Colin Powell, who made the false American case for the deadly war on Iraq to the United Nations in 2003, has died from COVID-19 at the age of 84.
Powell was subsequently excoriated by opponents of the war for misleading the public in the lead up to the U.S. invasion as the Bush administration sought to build international support.
In a controversial presentation on February 5, 2003 to the United Nations Security Council, Powell said that Iraqi President Saddam Hussein constituted an imminent danger to the world because of Iraq’s stockpiles of chemical and biological weapons.
He told the UN: “Today, Iraq still poses a threat and Iraq still remains in material breach. Indeed, by its failure to seize on its one last opportunity to come clean and disarm, Iraq has put itself in deeper material breach and closer to the day when it will face serious consequences for its continue defiance of this Council.
“My colleagues, we have an obligation to our citizens. We have an obligation to this body to see that our resolutions are complied with. We wrote (resolution) 1441 not in order to go to war. We wrote 1441 to try to preserve the peace. We wrote 1441 to give Iraq one last chance.
“Iraq is not, so far, taking that one last chance. We must not shrink from whatever is ahead of us. We must not fail in our duty and our responsibility to the citizens of the countries that are represented by this body.”
No weapons of mass destruction were ever found in Iraq and the country was subsequently destroyed by invasion, occupation and internecine warfare.
Powell later admitted that his presentation was rife with inaccuracies and twisted intelligence provided by others in the Bush administration, telling Al Jazeera it represented “a blot” that will “always be a part of my record.”
Powell, a four-star general, died on Monday, his family said in a statement on Facebook.
“He was fully vaccinated. We want to thank the medical staff at Walter Reed National Medical Center for their caring treatment.
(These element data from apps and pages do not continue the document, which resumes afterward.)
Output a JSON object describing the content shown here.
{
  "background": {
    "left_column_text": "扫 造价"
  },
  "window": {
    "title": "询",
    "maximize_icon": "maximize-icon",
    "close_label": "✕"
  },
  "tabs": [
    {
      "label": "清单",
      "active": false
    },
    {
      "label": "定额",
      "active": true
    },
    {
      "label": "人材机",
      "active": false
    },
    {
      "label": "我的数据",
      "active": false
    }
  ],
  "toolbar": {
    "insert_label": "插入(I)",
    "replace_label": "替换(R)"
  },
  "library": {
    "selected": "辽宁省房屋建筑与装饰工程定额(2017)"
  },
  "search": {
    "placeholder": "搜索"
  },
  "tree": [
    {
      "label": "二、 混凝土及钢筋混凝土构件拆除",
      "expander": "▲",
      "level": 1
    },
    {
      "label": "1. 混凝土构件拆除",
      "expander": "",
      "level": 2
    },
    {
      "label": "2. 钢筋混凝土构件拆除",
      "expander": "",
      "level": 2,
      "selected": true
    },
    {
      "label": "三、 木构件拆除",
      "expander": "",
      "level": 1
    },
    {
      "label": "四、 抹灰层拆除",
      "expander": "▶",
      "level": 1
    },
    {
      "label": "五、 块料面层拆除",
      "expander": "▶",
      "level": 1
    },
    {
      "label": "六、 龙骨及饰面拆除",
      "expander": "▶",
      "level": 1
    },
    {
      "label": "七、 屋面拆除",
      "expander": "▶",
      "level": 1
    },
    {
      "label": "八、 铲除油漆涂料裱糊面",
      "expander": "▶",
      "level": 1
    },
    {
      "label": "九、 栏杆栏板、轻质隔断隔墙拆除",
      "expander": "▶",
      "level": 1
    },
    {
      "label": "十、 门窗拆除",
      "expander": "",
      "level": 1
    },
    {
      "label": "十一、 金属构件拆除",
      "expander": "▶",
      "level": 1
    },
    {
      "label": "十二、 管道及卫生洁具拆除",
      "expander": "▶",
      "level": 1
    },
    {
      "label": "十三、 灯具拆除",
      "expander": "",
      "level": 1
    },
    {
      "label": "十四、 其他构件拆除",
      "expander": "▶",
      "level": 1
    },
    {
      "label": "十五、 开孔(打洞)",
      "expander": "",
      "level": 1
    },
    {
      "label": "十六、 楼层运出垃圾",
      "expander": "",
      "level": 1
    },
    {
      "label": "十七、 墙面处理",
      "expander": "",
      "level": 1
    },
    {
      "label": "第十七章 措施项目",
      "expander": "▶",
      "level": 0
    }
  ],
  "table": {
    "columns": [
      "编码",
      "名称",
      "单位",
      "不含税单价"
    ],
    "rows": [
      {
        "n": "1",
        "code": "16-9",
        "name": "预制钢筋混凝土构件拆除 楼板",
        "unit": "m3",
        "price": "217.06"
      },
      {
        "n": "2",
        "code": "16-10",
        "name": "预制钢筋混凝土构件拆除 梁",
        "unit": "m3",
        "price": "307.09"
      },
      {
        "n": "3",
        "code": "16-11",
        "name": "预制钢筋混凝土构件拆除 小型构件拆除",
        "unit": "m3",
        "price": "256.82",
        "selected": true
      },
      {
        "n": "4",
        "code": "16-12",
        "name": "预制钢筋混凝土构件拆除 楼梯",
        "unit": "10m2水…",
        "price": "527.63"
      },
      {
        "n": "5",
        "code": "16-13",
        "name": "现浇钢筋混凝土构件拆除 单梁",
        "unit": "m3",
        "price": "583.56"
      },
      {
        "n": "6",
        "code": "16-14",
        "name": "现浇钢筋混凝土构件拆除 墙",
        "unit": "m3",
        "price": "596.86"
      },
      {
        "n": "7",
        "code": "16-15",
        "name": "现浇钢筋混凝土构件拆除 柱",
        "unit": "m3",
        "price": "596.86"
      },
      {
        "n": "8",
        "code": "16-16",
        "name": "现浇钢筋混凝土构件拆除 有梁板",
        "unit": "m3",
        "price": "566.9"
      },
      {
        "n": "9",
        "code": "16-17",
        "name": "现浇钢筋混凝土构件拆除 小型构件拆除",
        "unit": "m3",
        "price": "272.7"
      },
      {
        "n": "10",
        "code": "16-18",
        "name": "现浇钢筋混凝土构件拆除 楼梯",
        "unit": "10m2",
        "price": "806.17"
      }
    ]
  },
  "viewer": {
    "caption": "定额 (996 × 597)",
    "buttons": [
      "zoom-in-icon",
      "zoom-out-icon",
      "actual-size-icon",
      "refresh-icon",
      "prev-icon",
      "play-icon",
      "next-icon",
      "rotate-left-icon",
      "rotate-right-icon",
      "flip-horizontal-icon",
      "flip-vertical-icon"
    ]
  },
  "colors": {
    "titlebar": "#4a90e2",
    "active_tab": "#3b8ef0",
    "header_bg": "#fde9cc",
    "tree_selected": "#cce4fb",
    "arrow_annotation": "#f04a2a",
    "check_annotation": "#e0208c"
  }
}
We have lost a remarkable and loving husband, father, grandfather and a great American,” the Powell family said.
Powell served two tours in Vietnam in the 1960s, first as an adviser to the South Vietnamese army and later as an operations chief with a U.S. infantry division.
He served as national security adviser to former President Ronald Reagan from 1987 to 1989 and was the first black chairman of the Joint Chiefs of Staff under former Republican President George HW Bush and former President Bill Clinton, a Democrat, from 1989 to 1993.
The former United States Secretary of State was the first black person in the country’s history to fill the position.
In a statement on Monday, former President Bush called Powell a “great public servant,” adding that he was “such a favourite of presidents that he earned the Presidential Medal of Freedom, twice.”